Problem description:
All the lines below need to be output exactly, apart from any images.

Data under study:
+ + + + +

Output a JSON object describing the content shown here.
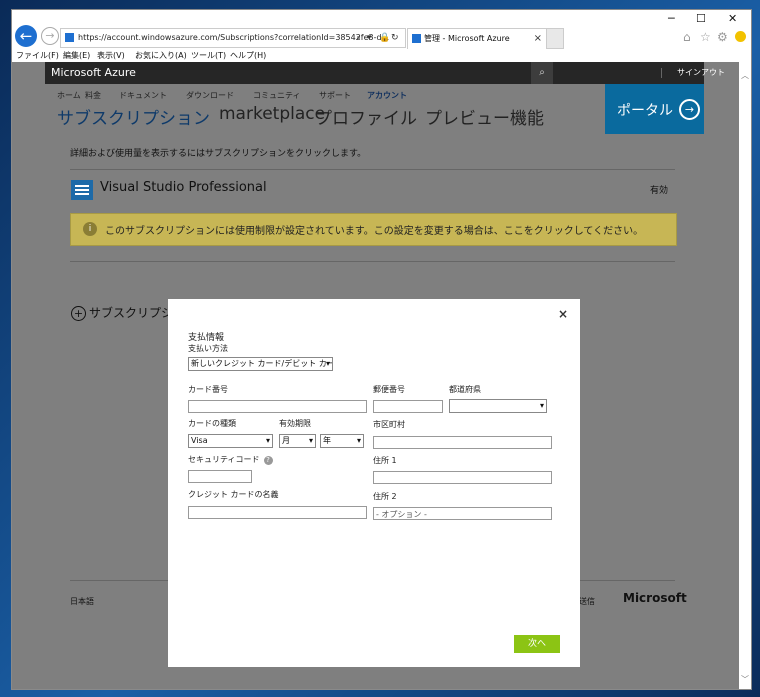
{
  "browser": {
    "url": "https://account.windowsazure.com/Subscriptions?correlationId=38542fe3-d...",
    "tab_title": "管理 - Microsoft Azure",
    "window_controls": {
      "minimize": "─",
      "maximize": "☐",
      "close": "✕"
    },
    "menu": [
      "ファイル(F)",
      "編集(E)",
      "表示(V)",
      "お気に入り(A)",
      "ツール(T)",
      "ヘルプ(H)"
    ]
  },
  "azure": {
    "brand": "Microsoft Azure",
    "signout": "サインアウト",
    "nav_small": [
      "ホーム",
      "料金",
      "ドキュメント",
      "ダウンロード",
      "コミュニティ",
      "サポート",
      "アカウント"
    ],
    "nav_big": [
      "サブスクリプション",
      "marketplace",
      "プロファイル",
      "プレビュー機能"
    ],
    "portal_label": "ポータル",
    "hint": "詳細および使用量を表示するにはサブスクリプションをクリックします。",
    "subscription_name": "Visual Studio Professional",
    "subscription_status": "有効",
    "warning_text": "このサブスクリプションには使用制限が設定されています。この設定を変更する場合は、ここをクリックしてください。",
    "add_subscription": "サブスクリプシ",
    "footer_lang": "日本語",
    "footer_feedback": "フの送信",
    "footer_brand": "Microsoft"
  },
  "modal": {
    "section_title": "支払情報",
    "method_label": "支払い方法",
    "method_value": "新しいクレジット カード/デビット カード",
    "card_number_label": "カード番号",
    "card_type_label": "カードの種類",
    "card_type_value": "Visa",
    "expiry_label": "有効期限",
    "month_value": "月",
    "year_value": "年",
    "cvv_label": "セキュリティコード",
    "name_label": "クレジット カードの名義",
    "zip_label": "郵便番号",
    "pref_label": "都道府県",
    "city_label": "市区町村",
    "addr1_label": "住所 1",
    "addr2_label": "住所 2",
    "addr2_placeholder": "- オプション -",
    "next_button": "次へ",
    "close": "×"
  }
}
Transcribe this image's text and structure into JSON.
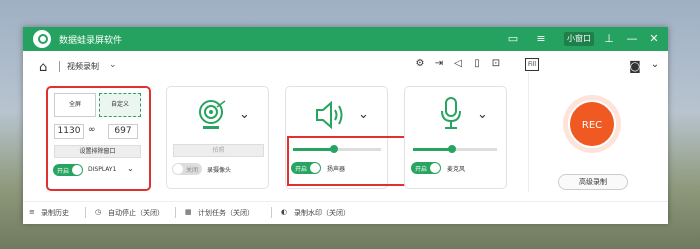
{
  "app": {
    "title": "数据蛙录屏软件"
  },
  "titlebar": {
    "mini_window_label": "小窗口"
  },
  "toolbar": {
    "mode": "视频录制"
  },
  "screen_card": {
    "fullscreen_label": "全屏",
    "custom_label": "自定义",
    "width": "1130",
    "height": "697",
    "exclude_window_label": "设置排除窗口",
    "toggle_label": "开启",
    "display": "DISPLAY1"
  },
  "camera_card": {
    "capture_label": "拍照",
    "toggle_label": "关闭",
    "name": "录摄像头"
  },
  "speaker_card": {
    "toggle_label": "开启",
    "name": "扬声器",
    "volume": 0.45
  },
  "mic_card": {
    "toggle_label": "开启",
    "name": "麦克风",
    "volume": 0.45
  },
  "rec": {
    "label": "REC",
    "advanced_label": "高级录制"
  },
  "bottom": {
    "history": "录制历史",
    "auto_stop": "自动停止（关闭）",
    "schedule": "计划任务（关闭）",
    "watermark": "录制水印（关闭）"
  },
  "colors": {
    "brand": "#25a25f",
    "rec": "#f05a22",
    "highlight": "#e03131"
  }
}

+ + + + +

Output:
Output a JSON object describing the content shown here.
{
  "browser": {
    "url": "https://account.windowsazure.com/Subscriptions?correlationId=38542fe3-d...",
    "tab_title": "管理 - Microsoft Azure",
    "window_controls": {
      "minimize": "─",
      "maximize": "☐",
      "close": "✕"
    },
    "menu": [
      "ファイル(F)",
      "編集(E)",
      "表示(V)",
      "お気に入り(A)",
      "ツール(T)",
      "ヘルプ(H)"
    ]
  },
  "azure": {
    "brand": "Microsoft Azure",
    "signout": "サインアウト",
    "nav_small": [
      "ホーム",
      "料金",
      "ドキュメント",
      "ダウンロード",
      "コミュニティ",
      "サポート",
      "アカウント"
    ],
    "nav_big": [
      "サブスクリプション",
      "marketplace",
      "プロファイル",
      "プレビュー機能"
    ],
    "portal_label": "ポータル",
    "hint": "詳細および使用量を表示するにはサブスクリプションをクリックします。",
    "subscription_name": "Visual Studio Professional",
    "subscription_status": "有効",
    "warning_text": "このサブスクリプションには使用制限が設定されています。この設定を変更する場合は、ここをクリックしてください。",
    "add_subscription": "サブスクリプシ",
    "footer_lang": "日本語",
    "footer_feedback": "フの送信",
    "footer_brand": "Microsoft"
  },
  "modal": {
    "section_title": "支払情報",
    "method_label": "支払い方法",
    "method_value": "新しいクレジット カード/デビット カード",
    "card_number_label": "カード番号",
    "card_type_label": "カードの種類",
    "card_type_value": "Visa",
    "expiry_label": "有効期限",
    "month_value": "月",
    "year_value": "年",
    "cvv_label": "セキュリティコード",
    "name_label": "クレジット カードの名義",
    "zip_label": "郵便番号",
    "pref_label": "都道府県",
    "city_label": "市区町村",
    "addr1_label": "住所 1",
    "addr2_label": "住所 2",
    "addr2_placeholder": "- オプション -",
    "next_button": "次へ",
    "close": "×"
  }
}
Transcribe this image's text and structure into JSON.
{
  "app": {
    "title": "数据蛙录屏软件"
  },
  "titlebar": {
    "mini_window_label": "小窗口"
  },
  "toolbar": {
    "mode": "视频录制"
  },
  "screen_card": {
    "fullscreen_label": "全屏",
    "custom_label": "自定义",
    "width": "1130",
    "height": "697",
    "exclude_window_label": "设置排除窗口",
    "toggle_label": "开启",
    "display": "DISPLAY1"
  },
  "camera_card": {
    "capture_label": "拍照",
    "toggle_label": "关闭",
    "name": "录摄像头"
  },
  "speaker_card": {
    "toggle_label": "开启",
    "name": "扬声器",
    "volume": 0.45
  },
  "mic_card": {
    "toggle_label": "开启",
    "name": "麦克风",
    "volume": 0.45
  },
  "rec": {
    "label": "REC",
    "advanced_label": "高级录制"
  },
  "bottom": {
    "history": "录制历史",
    "auto_stop": "自动停止（关闭）",
    "schedule": "计划任务（关闭）",
    "watermark": "录制水印（关闭）"
  },
  "colors": {
    "brand": "#25a25f",
    "rec": "#f05a22",
    "highlight": "#e03131"
  }
}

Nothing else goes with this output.